Start studying Chapter 7: International Arbitrage and Interest Rate Parity. Define the relationship between exchange rates (current spot, future spot, and. Interest rate parity defines the relationships among which of the following? A. Spot exchange rates, future exchange rates, interest rates, and inflation rates B. Answer: Arbitrage can be defined as the act of simultaneously buying and selling Discuss the implications of the interest rate parity for the exchange rate determination. .. Among other things, Mr. Mobaus would like you to do the following.What is INTEREST RATE PARITY? What does INTEREST RATE PARITY mean? INTEREST RATE PARITY meaning
The theory also stresses on the fact that the size of the forward premium or discount on a foreign currency is equal to the difference between the spot and forward interest rates of the countries in comparison. Arbitrage is the activity of purchasing shares or currency in one financial market and selling it at a premium profit in another.
Example Assume Yahoo Inc. Then it can invest this money in dollars for 30 days after which it must convert the dollars to Euro.
This is known as covering, as now Yahoo Inc. Yahoo can also convert the dollars to Euro now at the spot exchange rate. Then it can invest the Euro money it has obtained in a European bond in Euro for 1 month which will have an equivalently loan of Euro for 30 days.
Interest rate parity - Wikipedia
Then Yahoo can pay the obligation in Euro after one month. Under this model, if Yahoo Inc.
It is also known as covering because by converting the dollars to Euro at the spot rate, Yahoo is eliminating the risk of exchange rate fluctuation. Uncovered Interest Rate Parity UIP Uncovered Interest Rate theory says that the expected appreciation or depreciation of a particular currency is nullified by lower or higher interest.

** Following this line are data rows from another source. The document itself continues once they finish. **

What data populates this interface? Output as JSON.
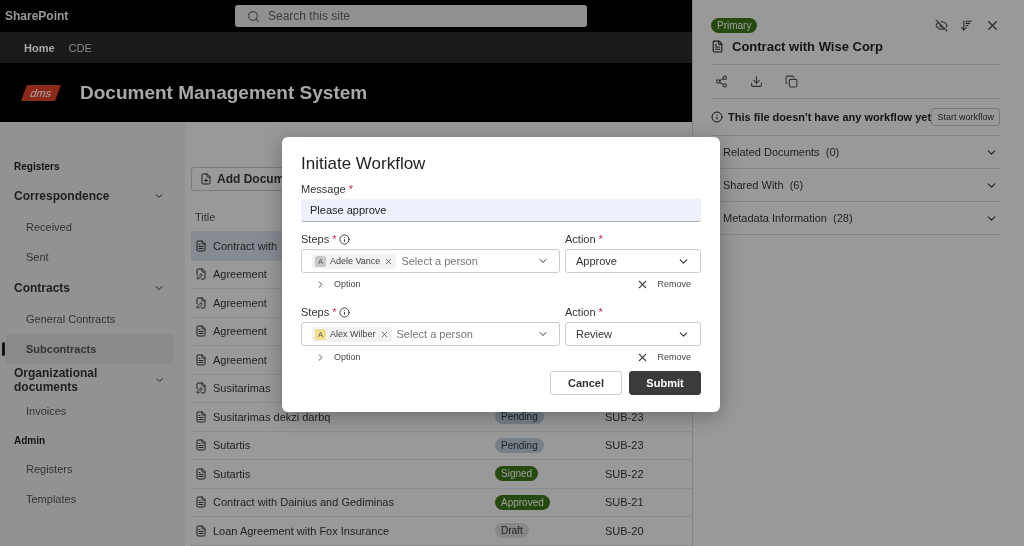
{
  "site": {
    "name": "SharePoint",
    "search_placeholder": "Search this site"
  },
  "nav": [
    {
      "label": "Home",
      "selected": true
    },
    {
      "label": "CDE",
      "selected": false
    }
  ],
  "banner": {
    "logo": "dms",
    "title": "Document Management System"
  },
  "sidebar": [
    {
      "title": "Registers",
      "groups": [
        {
          "label": "Correspondence",
          "expanded": true,
          "children": [
            {
              "label": "Received",
              "selected": false
            },
            {
              "label": "Sent",
              "selected": false
            }
          ]
        },
        {
          "label": "Contracts",
          "expanded": true,
          "children": [
            {
              "label": "General Contracts",
              "selected": false
            },
            {
              "label": "Subcontracts",
              "selected": true
            }
          ]
        },
        {
          "label": "Organizational documents",
          "expanded": true,
          "children": [
            {
              "label": "Invoices",
              "selected": false
            }
          ]
        }
      ]
    },
    {
      "title": "Admin",
      "groups": [
        {
          "label": "Registers",
          "selected": false
        },
        {
          "label": "Templates",
          "selected": false
        }
      ]
    }
  ],
  "toolbar": {
    "add_button": "Add Docum"
  },
  "table": {
    "columns": [
      "Title"
    ],
    "rows": [
      {
        "kind": "file",
        "title": "Contract with",
        "selected": true
      },
      {
        "kind": "signing",
        "title": "Agreement",
        "selected": false
      },
      {
        "kind": "signing",
        "title": "Agreement",
        "selected": false
      },
      {
        "kind": "file",
        "title": "Agreement",
        "selected": false
      },
      {
        "kind": "file",
        "title": "Agreement",
        "selected": false
      },
      {
        "kind": "signing",
        "title": "Susitarimas",
        "selected": false
      },
      {
        "kind": "file",
        "title": "Susitarimas dekzi darbq",
        "status": {
          "label": "Pending",
          "color": "#778088"
        },
        "id": "SUB-23",
        "selected": false
      },
      {
        "kind": "file",
        "title": "Sutartis",
        "status": {
          "label": "Pending",
          "color": "#778088"
        },
        "id": "SUB-23",
        "selected": false
      },
      {
        "kind": "file",
        "title": "Sutartis",
        "status": {
          "label": "Signed",
          "color": "#264910"
        },
        "id": "SUB-22",
        "selected": false
      },
      {
        "kind": "file",
        "title": "Contract with Dainius and Gediminas",
        "status": {
          "label": "Approved",
          "color": "#264910"
        },
        "id": "SUB-21",
        "selected": false
      },
      {
        "kind": "file",
        "title": "Loan Agreement with Fox Insurance",
        "status": {
          "label": "Draft",
          "color": "#878787"
        },
        "id": "SUB-20",
        "selected": false
      }
    ]
  },
  "details": {
    "badge": "Primary",
    "title": "Contract with Wise Corp",
    "notice": "This file doesn't have any workflow yet",
    "start_button": "Start workflow",
    "sections": [
      {
        "label": "Related Documents",
        "count": "(0)",
        "expanded": false
      },
      {
        "label": "Shared With",
        "count": "(6)",
        "expanded": false
      },
      {
        "label": "Metadata Information",
        "count": "(28)",
        "expanded": false
      }
    ]
  },
  "dialog": {
    "title": "Initiate Workflow",
    "message_label": "Message",
    "message_required": "*",
    "message_value": "Please approve",
    "steps": [
      {
        "label": "Steps",
        "required": "*",
        "person": {
          "initial": "A",
          "name": "Adele Vance",
          "color": "#c8c8c8"
        },
        "placeholder": "Select a person",
        "action_label": "Action",
        "action_required": "*",
        "action": "Approve",
        "option": "Option",
        "remove": "Remove"
      },
      {
        "label": "Steps",
        "required": "*",
        "person": {
          "initial": "A",
          "name": "Alex Wilber",
          "color": "#f1df8c"
        },
        "placeholder": "Select a person",
        "action_label": "Action",
        "action_required": "*",
        "action": "Review",
        "option": "Option",
        "remove": "Remove"
      }
    ],
    "cancel": "Cancel",
    "submit": "Submit"
  }
}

The Interest Rate Parity Model
Example In the given example of covered interest rate, the other method that Yahoo Inc. This method is known as uncovered, as the risk of exchange rate fluctuation is imminent in such transactions. Covered Interest Rate and Uncovered Interest Rate Contemporary empirical analysts confirm that the uncovered interest rate parity theory is not prevalent.
However, the violations are not as huge as previously contemplated. The violations are in the currency domain rather than being time horizon dependent.
The Interest Rate Parity Model
Forward Rates and Expected Future Spot Rates Our current understanding of the workings of the foreign exchange market suggests that under a system of freely floating rates, both the spot rate and the forward rate are influenced heavily by current expectations of future events, and both rates move in tandem, with the link between them based on interest differentials.
New information, such as a change in interest rate differentials, is reflected almost immediately in both the spot and forward rates. Suppose a depreciation of pounds sterling is anticipated. Recipients of sterling will begin selling sterling forward whereas sterling-area dollar earners will slow their sales of dollars in the forward market.
These actions will tend to depress the price of forward sterling. At the same time, banks will probably try to even out their long net purchaser positions in forward sterling by selling sterling spot.
In addition, sterling-area recipients of dollars will tend to delay converting dollars into sterling, and earners of sterling will speed up their collection and conversion of sterling. In this way, pressure from the forward market is transmitted to the spot market, and vice versa. Equilibrium is achieved only when the forward differential equals the expected change in the exchange rate. At this point, there is no longer any incentive to buy or sell the currency forward. A formal statement of the unbiased nature of the forward rate is that the forward rate should reflect the expected future spot rate on the date of settlement of the forward contract: The general conclusion from early studies was that forward rates are unbiased predictors of future spot rates.
But more recent studies, using more powerful econometric techniques, argue that the forward rate is a biased predictor, probably because of a risk premium.